The Rechtwijzer came in two versions: 1.0 and 2.0. These represented the two elements in which it was innovative. The first led the world in the use of guided pathways that promised the transfiguration of advice provision on the net. Instead of static ‘wallpaper’, the user was given an interactive experience that led to information specifically tailored to their needs. This allowed the dynamic provision of advice and tailored referral. The word ‘Rechtwijzer’ means signpost. Version 2.0 was far more ambitious and sought to build online dispute resolution into the package. Ambitiously, it was hoped that this could become self-financing as users paid for elements like online mediation. This is what has proved a bridge too far.

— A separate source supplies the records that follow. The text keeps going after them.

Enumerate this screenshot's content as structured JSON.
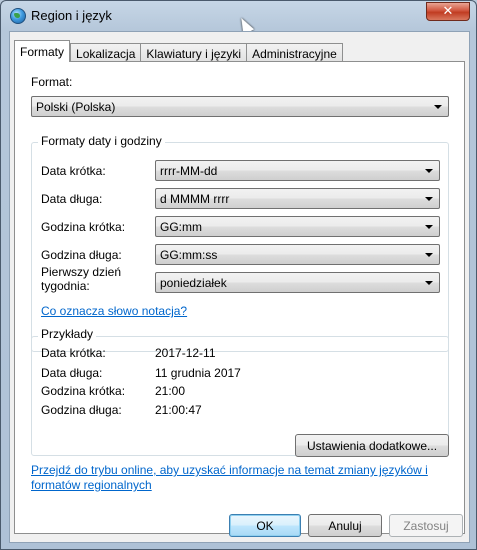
{
  "window": {
    "title": "Region i język",
    "close_glyph": "✕"
  },
  "tabs": [
    {
      "label": "Formaty",
      "active": true
    },
    {
      "label": "Lokalizacja",
      "active": false
    },
    {
      "label": "Klawiatury i języki",
      "active": false
    },
    {
      "label": "Administracyjne",
      "active": false
    }
  ],
  "format": {
    "label": "Format:",
    "value": "Polski (Polska)"
  },
  "date_time": {
    "group_title": "Formaty daty i godziny",
    "rows": [
      {
        "label": "Data krótka:",
        "value": "rrrr-MM-dd"
      },
      {
        "label": "Data długa:",
        "value": "d MMMM rrrr"
      },
      {
        "label": "Godzina krótka:",
        "value": "GG:mm"
      },
      {
        "label": "Godzina długa:",
        "value": "GG:mm:ss"
      },
      {
        "label": "Pierwszy dzień tygodnia:",
        "value": "poniedziałek"
      }
    ],
    "notation_link": "Co oznacza słowo notacja?"
  },
  "examples": {
    "group_title": "Przykłady",
    "rows": [
      {
        "label": "Data krótka:",
        "value": "2017-12-11"
      },
      {
        "label": "Data długa:",
        "value": "11 grudnia 2017"
      },
      {
        "label": "Godzina krótka:",
        "value": "21:00"
      },
      {
        "label": "Godzina długa:",
        "value": "21:00:47"
      }
    ]
  },
  "additional_settings_button": "Ustawienia dodatkowe...",
  "online_link": "Przejdź do trybu online, aby uzyskać informacje na temat zmiany języków i formatów regionalnych",
  "footer": {
    "ok": "OK",
    "cancel": "Anuluj",
    "apply": "Zastosuj"
  },
  "icons": {
    "title": "globe-icon",
    "dropdown": "chevron-down-icon",
    "close": "close-icon"
  }
}
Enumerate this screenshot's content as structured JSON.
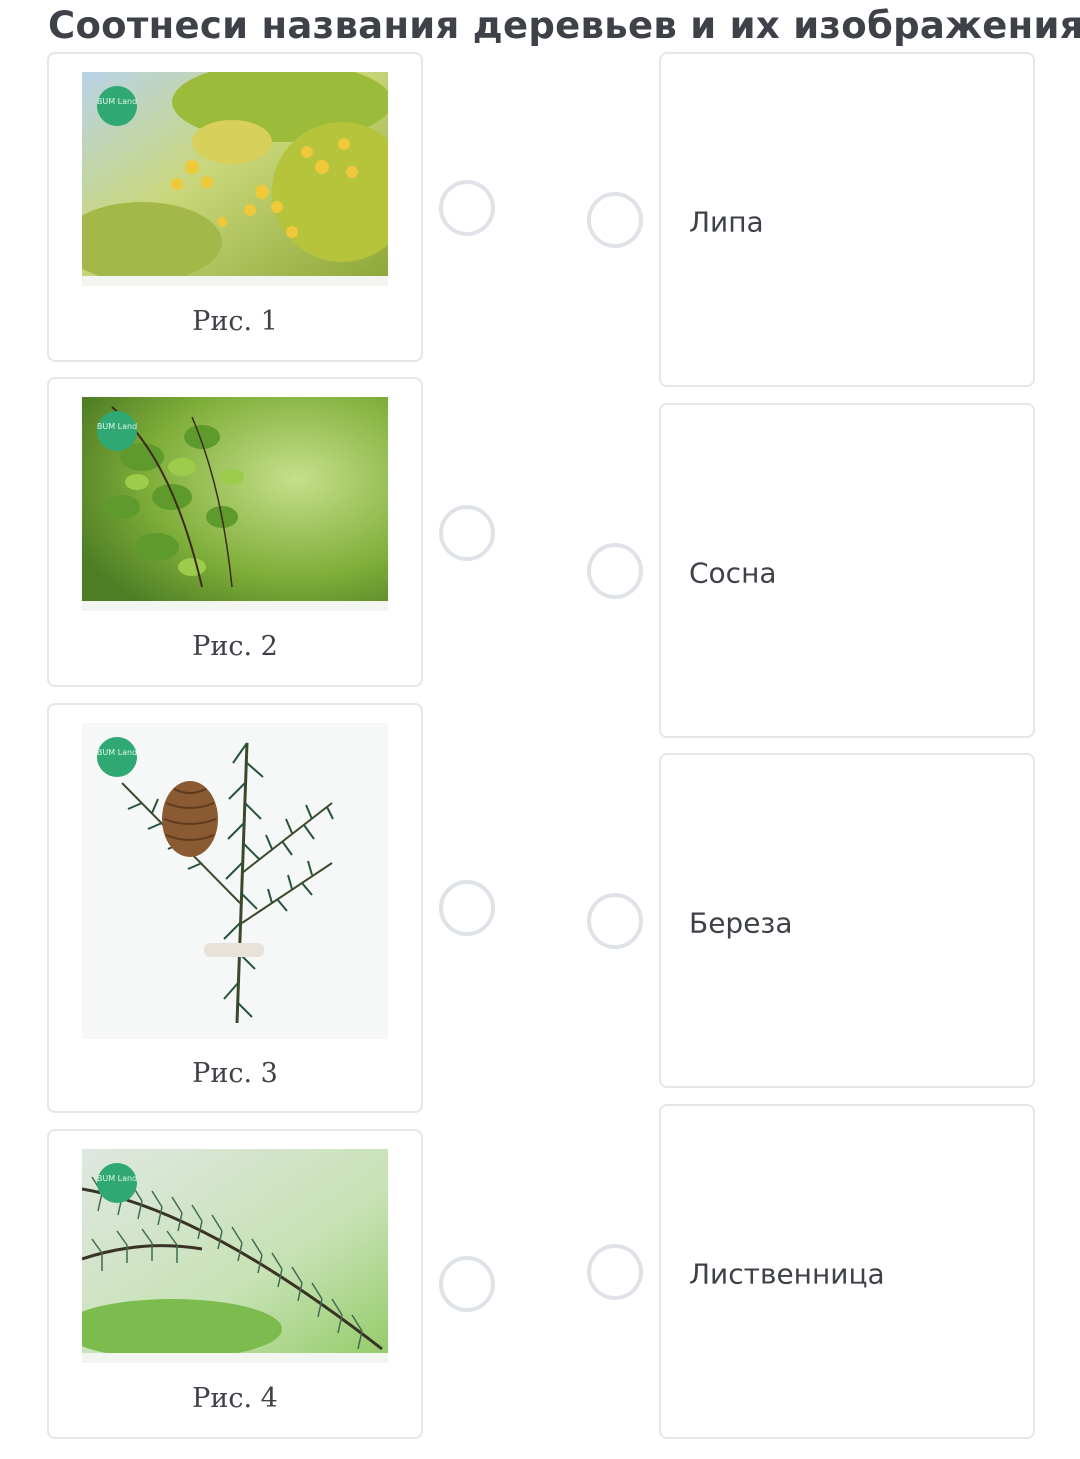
{
  "title": "Соотнеси названия деревьев и их изображения.",
  "watermark": "BUM Land",
  "images": [
    {
      "caption": "Рис. 1",
      "icon": "linden-blossom-photo"
    },
    {
      "caption": "Рис. 2",
      "icon": "birch-leaves-photo"
    },
    {
      "caption": "Рис. 3",
      "icon": "pine-branch-cone-photo"
    },
    {
      "caption": "Рис. 4",
      "icon": "larch-branch-photo"
    }
  ],
  "names": [
    {
      "label": "Липа"
    },
    {
      "label": "Сосна"
    },
    {
      "label": "Береза"
    },
    {
      "label": "Лиственница"
    }
  ]
}
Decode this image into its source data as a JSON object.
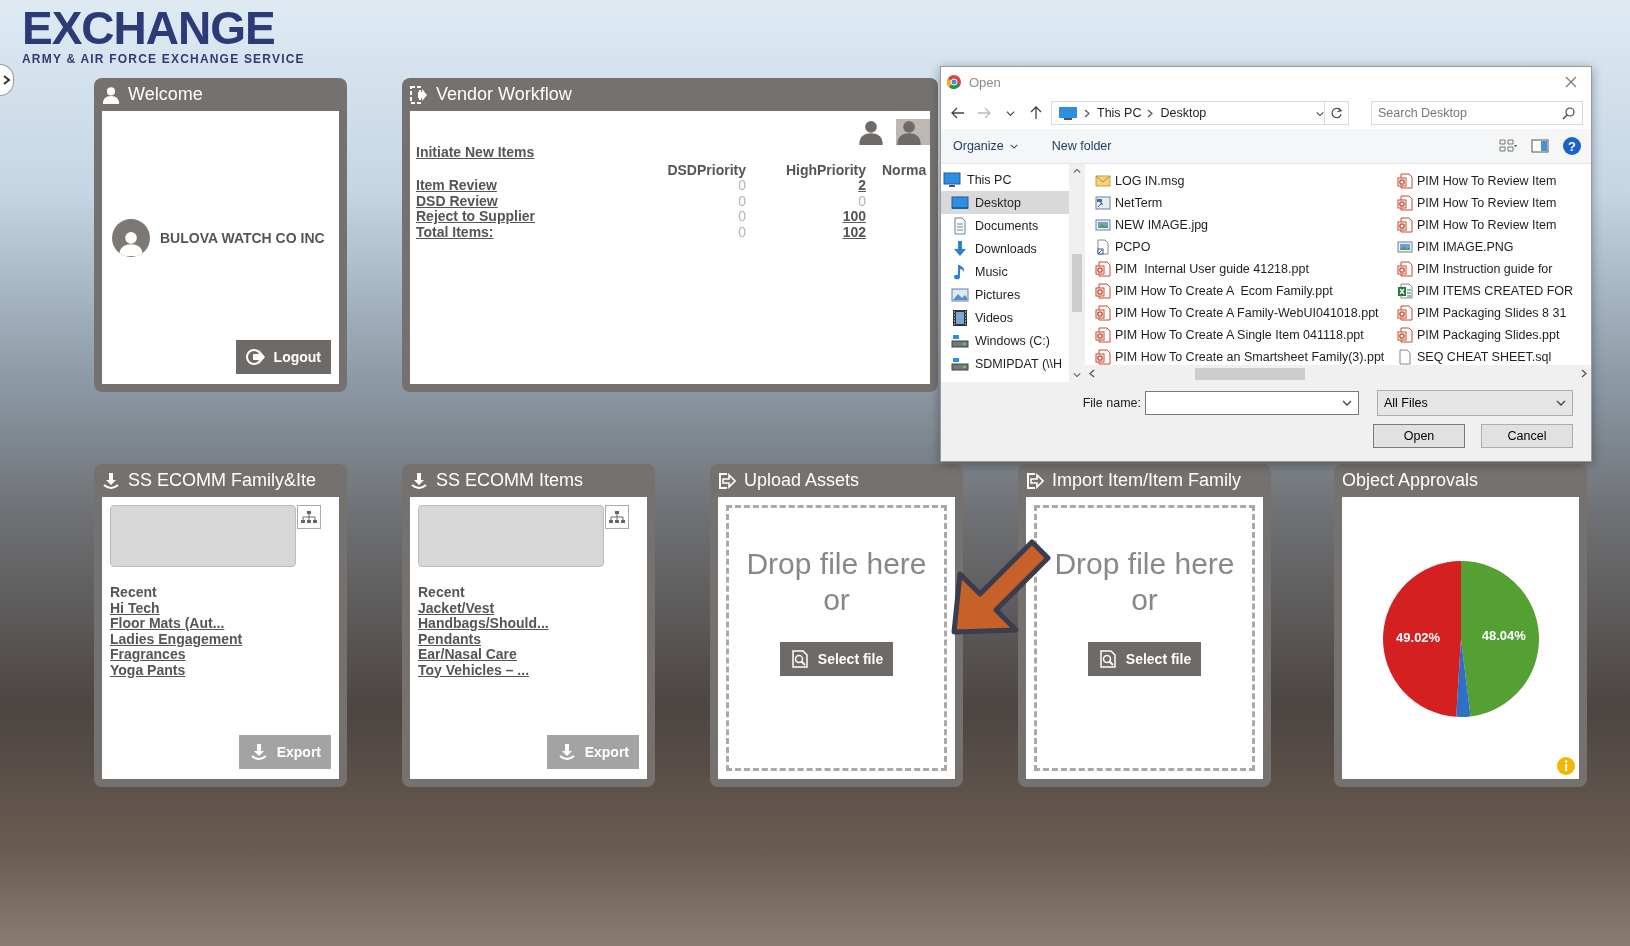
{
  "logo": {
    "wordmark": "EXCHANGE",
    "tagline": "ARMY & AIR FORCE EXCHANGE SERVICE"
  },
  "welcome": {
    "title": "Welcome",
    "user": "BULOVA WATCH CO INC",
    "logout": "Logout"
  },
  "vendor_workflow": {
    "title": "Vendor Workflow",
    "initiate": "Initiate New Items",
    "columns": [
      "DSDPriority",
      "HighPriority",
      "Norma"
    ],
    "rows": [
      {
        "label": "Item Review",
        "cells": [
          {
            "value": "0",
            "faint": true
          },
          {
            "value": "2",
            "faint": false
          }
        ]
      },
      {
        "label": "DSD Review",
        "cells": [
          {
            "value": "0",
            "faint": true
          },
          {
            "value": "0",
            "faint": true
          }
        ]
      },
      {
        "label": "Reject to Supplier",
        "cells": [
          {
            "value": "0",
            "faint": true
          },
          {
            "value": "100",
            "faint": false
          }
        ]
      },
      {
        "label": "Total Items:",
        "cells": [
          {
            "value": "0",
            "faint": true
          },
          {
            "value": "102",
            "faint": false
          }
        ]
      }
    ]
  },
  "widgets": [
    {
      "kind": "recent_list",
      "title": "SS ECOMM Family&Ite",
      "recent_label": "Recent",
      "links": [
        "Hi Tech",
        "Floor Mats (Aut...",
        "Ladies Engagement",
        "Fragrances",
        "Yoga Pants"
      ],
      "export": {
        "label": "Export",
        "disabled": true
      }
    },
    {
      "kind": "recent_list",
      "title": "SS ECOMM Items",
      "recent_label": "Recent",
      "links": [
        "Jacket/Vest",
        "Handbags/Should...",
        "Pendants",
        "Ear/Nasal Care",
        "Toy Vehicles – ..."
      ],
      "export": {
        "label": "Export",
        "disabled": true
      }
    },
    {
      "kind": "upload",
      "title": "Upload Assets",
      "drop_text": "Drop file here",
      "or": "or",
      "button": "Select file"
    },
    {
      "kind": "upload",
      "title": "Import Item/Item Family",
      "drop_text": "Drop file here",
      "or": "or",
      "button": "Select file"
    },
    {
      "kind": "approvals",
      "title": "Object Approvals",
      "chart_data": {
        "type": "pie",
        "values": [
          48.04,
          2.94,
          49.02
        ],
        "colors": [
          "#55a033",
          "#2f6fc4",
          "#d42020"
        ],
        "value_labels": [
          "48.04%",
          null,
          "49.02%"
        ]
      }
    }
  ],
  "dialog": {
    "title": "Open",
    "path": [
      "This PC",
      "Desktop"
    ],
    "search": {
      "placeholder": "Search Desktop"
    },
    "organize": "Organize",
    "new_folder": "New folder",
    "help": "?",
    "nav": [
      {
        "label": "This PC",
        "kind": "pc",
        "selected": false
      },
      {
        "label": "Desktop",
        "kind": "desktop",
        "selected": true
      },
      {
        "label": "Documents",
        "kind": "documents",
        "selected": false
      },
      {
        "label": "Downloads",
        "kind": "downloads",
        "selected": false
      },
      {
        "label": "Music",
        "kind": "music",
        "selected": false
      },
      {
        "label": "Pictures",
        "kind": "pictures",
        "selected": false
      },
      {
        "label": "Videos",
        "kind": "videos",
        "selected": false
      },
      {
        "label": "Windows (C:)",
        "kind": "drive",
        "selected": false
      },
      {
        "label": "SDMIPDAT (\\\\H",
        "kind": "drive",
        "selected": false
      }
    ],
    "files": [
      {
        "name": "LOG IN.msg",
        "kind": "mail"
      },
      {
        "name": "NetTerm",
        "kind": "program"
      },
      {
        "name": "NEW IMAGE.jpg",
        "kind": "image"
      },
      {
        "name": "PCPO",
        "kind": "shortcut"
      },
      {
        "name": "PIM  Internal User guide 41218.ppt",
        "kind": "slides"
      },
      {
        "name": "PIM How To Create A  Ecom Family.ppt",
        "kind": "slides"
      },
      {
        "name": "PIM How To Create A Family-WebUI041018.ppt",
        "kind": "slides"
      },
      {
        "name": "PIM How To Create A Single Item 041118.ppt",
        "kind": "slides"
      },
      {
        "name": "PIM How To Create an Smartsheet Family(3).ppt",
        "kind": "slides"
      },
      {
        "name": "PIM How To Review Item",
        "kind": "slides"
      },
      {
        "name": "PIM How To Review Item",
        "kind": "slides"
      },
      {
        "name": "PIM How To Review Item",
        "kind": "slides"
      },
      {
        "name": "PIM IMAGE.PNG",
        "kind": "image"
      },
      {
        "name": "PIM Instruction guide for",
        "kind": "slides"
      },
      {
        "name": "PIM ITEMS CREATED FOR",
        "kind": "sheet"
      },
      {
        "name": "PIM Packaging Slides 8 31",
        "kind": "slides"
      },
      {
        "name": "PIM Packaging Slides.ppt",
        "kind": "slides"
      },
      {
        "name": "SEQ CHEAT SHEET.sql",
        "kind": "file"
      }
    ],
    "file_name_label": "File name:",
    "filter": "All Files",
    "open": "Open",
    "cancel": "Cancel"
  }
}
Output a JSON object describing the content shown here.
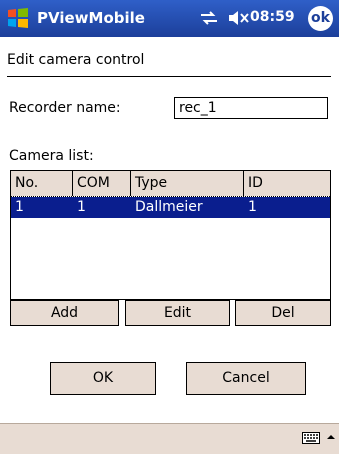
{
  "titlebar": {
    "app_name": "PViewMobile",
    "time": "08:59",
    "ok_label": "ok",
    "icons": [
      "windows-start-icon",
      "connectivity-icon",
      "volume-muted-icon"
    ],
    "color": "#1c3f9a"
  },
  "dialog": {
    "title": "Edit camera control"
  },
  "recorder": {
    "label": "Recorder name:",
    "value": "rec_1"
  },
  "camera_list": {
    "label": "Camera list:",
    "columns": [
      "No.",
      "COM",
      "Type",
      "ID"
    ],
    "rows": [
      {
        "no": "1",
        "com": "1",
        "type": "Dallmeier",
        "id": "1"
      }
    ],
    "selected_row_color": "#0a1e8e"
  },
  "list_buttons": {
    "add": "Add",
    "edit": "Edit",
    "del": "Del"
  },
  "dialog_buttons": {
    "ok": "OK",
    "cancel": "Cancel"
  },
  "menubar": {
    "icons": [
      "keyboard-icon",
      "input-up-arrow-icon"
    ]
  }
}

The Rechtwijzer generated a major amount of coverage around the world for both elements of its innovation. HilL led a drive to sell its package in other jurisdictions. In England and Wales, Relate (formerly the National Marriage Guidance Council) initially sought to develop a version including online mediation but then subsequently halted its development (on which we hope to have a contribution next week). In British Columbia, the Legal Services Society used its interactive possibilities for advice in its MyLawBC programme. However, wider sales were not forthcoming in sufficient numbers to generate the kind of income for which HiiL had hoped.

As might be expected, the new team are bullish about their prospects.  Laura Kistemaker said:

After two years of experience with people organising their divorce through Rechtwijzer we have an amazing proof of concept. We learned so much about what users liked about it and what they wanted to see changed. We had lawyers getting used to work with it, we could show government that it worked for people. Now we will take these insights and consolidate it into a new platform that will continue to be improved based on user feedback. Our focus will be to set up a social enterprise that can deliver services independently of government funding. We hope to become the platform people will turn to in difficult times of separation. And we will work hard to offer them the structure, control and expertise help they need to make a good separation plan and finalise their divorce.

The Dutch Legal Aid Board remains well disposed to its wayward child and it looks as if it will assist in  through help on guided pathways on Rechtwijzer and feeding in the experiences of its national network of legal counters, the Juridisch Loket, and its other front line legal services – whose role will be strengthened under new legislation proceeding through the Dutch legislative process.

So, for the Netherlands, the project will continue and we will see what happens.

The rest of the world has to digest the lessons. Some will, no doubt, say that this proves the foolishness of seeking digital solutions. They are too expensive for governments to fund and public funders cannot be as agile as private ones. Users, at this point, are wary of funding digital solutions to their problems out of their own money. On the other hand, it is not always the early adopters of new technologies that win out in the end. Skype was not the first video communication programme to run on the net: just one of the most successful. HilL was forced to be self-financing and there was dwindling public subsidy for this project precisely at the point where it became most ambitious in its move from version 1.0 to 2.0. It may be little short-term consolation but those behind the Rechtwijzer are likely, in the long term, to see the vindication of both of their innovations – interactive advice and its integration with online dispute resolution. You can already see other developments that will begin to share the global leadership in the transformation necessary for advice to adapt to the possibilities of the internet. It is clear that chatbots will develop to be able to handle more sophisticated information and advice in what could become very exciting developments. Down in Australia, there is the fascinating deployment of artificial intelligence to leverage Cate Blanchett’s contribution to an interactive introduction to a new disability insurance scheme.

And we still have and, indeed, the BC Conflict Resolution Tribunal’s Solution Explorer as world-leading examples of the possibilities of interactive advice whose approach is based, directly or indirectly, on the Rechtwijzer experience.